Red Maples are easy to grow, provide great shade, have beautiful flowers in the spring and gorgeous fall color.
Have you seen a tree with branches that look like they are tinged red or pink recently? It’s probably a Red Maple, Acer rubrum if you want the Latin name, one of our most common native trees. It is found in almost all of our forests here in coastal southern Delaware, in wet, swampy areas, and dryer ones. From this, it’s easy to see that it will grow nicely in your yard – and it is blooming now! It is one of the earlier blooming plants. The tree can be taller, up to 70’, so the flowers are hard to see but they’re up there, and very pretty. Early pollinating insects, including bumblebees, love them.
The tree gets to 70’ tall, and 30’ wide, with a rounded shape. It’s easy to grow, tolerant of many soil types; it prefers full sun but will grow in part shade. It’s deciduous, meaning it loses its leaves in winter, but before they come off, it turns the most beautiful shades or red/orange, lighting up the fall landscape. It has no serious disease or insect problems. It will make a great specimen tree for your yard, providing shade and beauty for years to come.
GARDEN Q&A. Do you have questions about your garden? Ask them! We are here to help!
Q. Should I prune my Crepe Myrtle? How should I do it? And when?
A. You don’t have to! It will bloom just fine if you leave the old flower stalks on there. The only pruning you should do is any branches that are obviously dead, are rubbing against each other, or are crossing over the middle. But if those old flower stalks look messy to you, by all means snip them off. You can “limb it up” too, meaning cut off the lowest branches to let some sun in under the tree so whatever you plant there will grow better. Now is a great time to prune since you can see the branching structure because the leaves haven’t come in yet.
But – don’t commit “Crepe Murder”! This is the absolutely awful practice of topping a tree – very bad for a tree’s health, and which will encourage more, and ugly growth. When you top a tree, or whack back at your crepe, it will grow back in unnaturally, spindly, and weak.
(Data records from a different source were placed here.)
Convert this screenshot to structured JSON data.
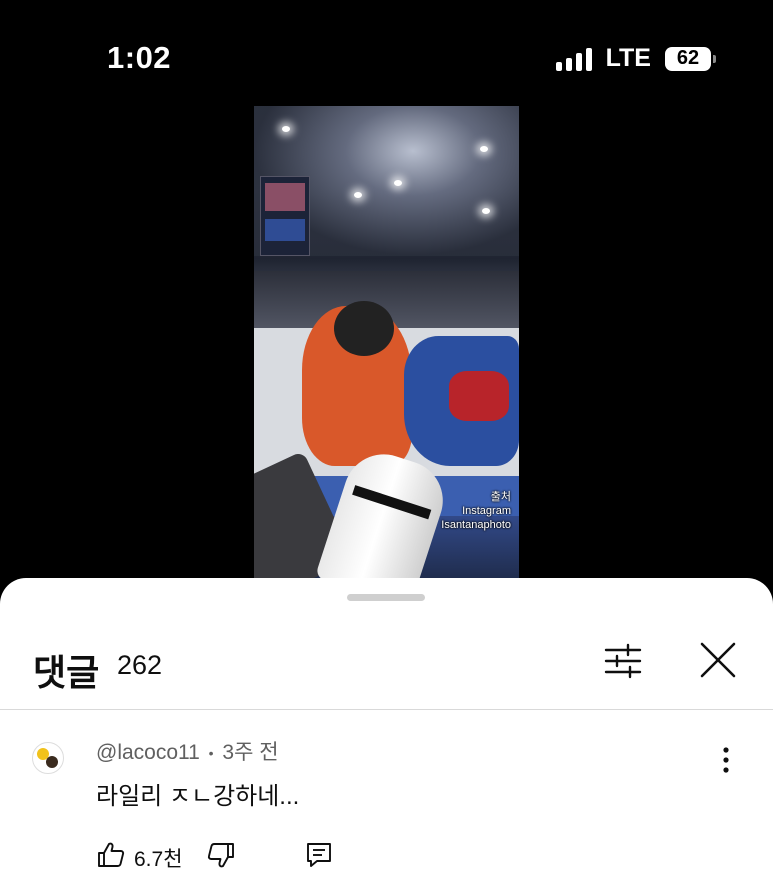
{
  "status_bar": {
    "time": "1:02",
    "network": "LTE",
    "battery": "62"
  },
  "video": {
    "credit_line1": "출처",
    "credit_line2": "Instagram",
    "credit_line3": "Isantanaphoto"
  },
  "comments_panel": {
    "title": "댓글",
    "count": "262",
    "filter_icon": "sliders-icon",
    "close_icon": "close-icon"
  },
  "comments": [
    {
      "author": "@lacoco11",
      "separator": "•",
      "time": "3주 전",
      "text": "라일리 ㅈㄴ강하네...",
      "likes": "6.7천",
      "like_icon": "thumbs-up-icon",
      "dislike_icon": "thumbs-down-icon",
      "reply_icon": "reply-icon",
      "more_icon": "more-vertical-icon"
    }
  ]
}
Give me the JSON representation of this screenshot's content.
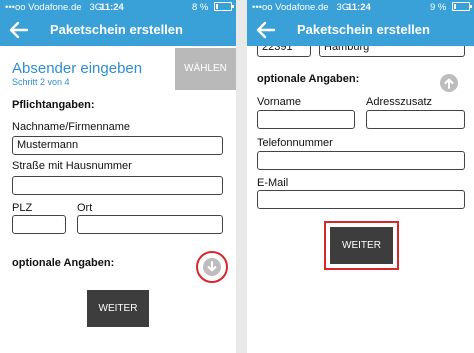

You will probably have fewer flowers too. Crepes have a beautiful natural form – when you prune them correctly it should look like nothing was done, the tree is just prettier. If your tree is too large for its spot, then consider getting a smaller one – there are crepes that get up to 6’ max, or 12’ or 15, or 30’. There’s a size for everyone, with colors to match.
STOP! DON’T CHOP! DON’T COMMIT CREPE MURDER!